We must get rid of the idea that we are tied to a single means of mobility for all our journeys. We don’t eat the same thing every day, right? This applies to our mobility: the future of mobility is just as varied as our eating habits. Or to put it in mobility terms: the future of mobility is multimodal.
The private car was king for a long time. My freedom, my car. However, this is not always the case anymore, certainly not for people who live and work in an urban environment. Your own car as the standard solution in the city no longer works. In fact, the current mobility model has become untenable.
Individual mobility behaviour is changing
The average morning traffic jam in Belgium is already 145 kilometres. Although some may consider this to be ‘normal’, it is absurd if you really think about it. Even more, Belgians emit around 3,125 tonnes of CO2 per capita in mobility per year.
Private car ownership in Belgium is sky-high, although we only use our private cars for five percent of the time. During the other 95 percent our cars are parked, often in the city, where space is becoming increasingly scarce. It is also interesting that up to 30 percent of this scarce urban area is used to park our cars.
In a society where people wanted a day to last 36 hours, we spend an average of 4 full days searching for a parking space every year. We don’t need more time, but we just have to organize our time more efficiently. Your own car the pinnacle of ease of use? Certainly not always, and certainly not in the city.
First of all, time and efficiency are not the only factors that are increasingly disadvantageous for private car usage. Let’s take a look at the cost price. Our own car comes with costs. Consider the purchase price, insurance, fuel, road tax, maintenance, parking, and so on. Imagine you also have to pay for all these costs for a second family car you barely use.

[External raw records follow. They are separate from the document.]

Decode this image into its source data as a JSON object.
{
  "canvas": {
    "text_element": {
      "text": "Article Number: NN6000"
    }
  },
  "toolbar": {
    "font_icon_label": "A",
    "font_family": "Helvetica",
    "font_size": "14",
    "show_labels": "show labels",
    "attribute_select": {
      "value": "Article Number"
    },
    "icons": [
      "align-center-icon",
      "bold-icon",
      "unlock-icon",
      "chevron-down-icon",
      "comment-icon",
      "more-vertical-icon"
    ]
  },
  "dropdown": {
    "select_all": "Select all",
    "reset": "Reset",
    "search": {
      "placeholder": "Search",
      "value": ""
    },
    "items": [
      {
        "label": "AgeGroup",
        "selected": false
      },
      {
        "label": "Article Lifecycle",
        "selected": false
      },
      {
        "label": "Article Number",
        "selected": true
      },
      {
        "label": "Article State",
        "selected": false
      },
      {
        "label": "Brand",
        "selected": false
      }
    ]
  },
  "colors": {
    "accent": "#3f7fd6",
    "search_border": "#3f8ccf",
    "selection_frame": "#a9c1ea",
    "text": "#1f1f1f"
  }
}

For reasons of time, efficiency and cost, people are increasingly resorting to other mobility solutions. The number of alternative and innovative mobility solutions is, therefore, increasing at lightning speed. On top of public transport, think of car sharing, bike sharing, scooter sharing, kickscooter sharing, Uber… Our mobility preferences are changing. Flexibility and ease of use are the keywords here.
New business models are emerging
Also, the traditional business model of the automotive sector – and the mobility industry in general – is currently all about selling a product. You buy a car, a motorcycle, a bike, a scooter… However, I believe that the mobility market is increasingly evolving towards a service economy. People want to pay to go from point A to point B, in the way that is most suitable for them at that time.
The on-demand economy also has increasing importance. People nowadays expect services to be available immediately. It’s not without reason that we are talking about the ‘one-click generation’ when we talk about the millennials and subsequent generations. Usability is key here. Ease of use is the new loyalty, customers, therefore, remain loyal to the most user-friendly service.
More and more entrepreneurs and companies are anticipating these fundamentally changed needs. New mobility solutions respond strongly to the flexible, on-demand and user-friendly nature. Think of Uber, Lyft, Poppy, Bird …
With so many new services available, private car sales will certainly decrease in the future. The key question is when. A report from organization consultancy McKinsey shows that by 2030 no less than one in ten cars sold may be a shared car.
As with any disruption, this naturally does not mean that traditional players are doomed. However, they join forces with more innovative, smaller initiatives to meet the new customer needs. That is precisely what Poppy has done: a corporate venture with Lab Box from D’Ieteren Auto.
Connected cars are becoming a reality
Innovation and new business models do not only come from small, new players. The car industry itself is also undergoing major changes. The ‘Moore’s law’ about exponential innovation that is famous among economists no longer only applies to the computer industry. We expect to achieve such exponential growth in the mobility industry in the coming period.
Exponential innovation? Well, who would have dared to dream ten years ago that today cars could park themselves, automatically follow a car on the highway, automatically stay within the right lane, get automatic updates about the weather and the slipperiness of the lane… And like the well-known saying: ‘The best is yet to come.’
I strongly believe that autonomous vehicles have the potential to completely transform our mobility. For example, link fully autonomous cars to the new need to be served on-demand and there is a perfect match. If you know that within five minutes a car is at your door, why would you want to own one?
Autonomous cars also mean less need for parking: they only have to stand still when they have to charge, for example (see that I already assume that these cars will be electric). Think back of the 30 percent urban space that is currently being taken over by parked vehicles that we can reclaim. The possibilities are really endless.
For the time being, autonomous vehicles are of course still a long way off due to, among other things, the lack of government regulation and the technology that is not yet on the point (to drive among unpredictable people). But mobility platforms, public transport, and on-demand services such as Uber are already providing excellent service to meet the changing consumer.
Dare to dream
Where are things going in the mobility landscape? Nobody knows. However, it will be the most flexible players who keep reinventing themselves to offer the best user experience to the customer who remain. And those who dare to dream. The people crazy enough to believe they can change the world, are the ones who do. Within ten years we will hardly recognize the mobility landscape. Bring it on!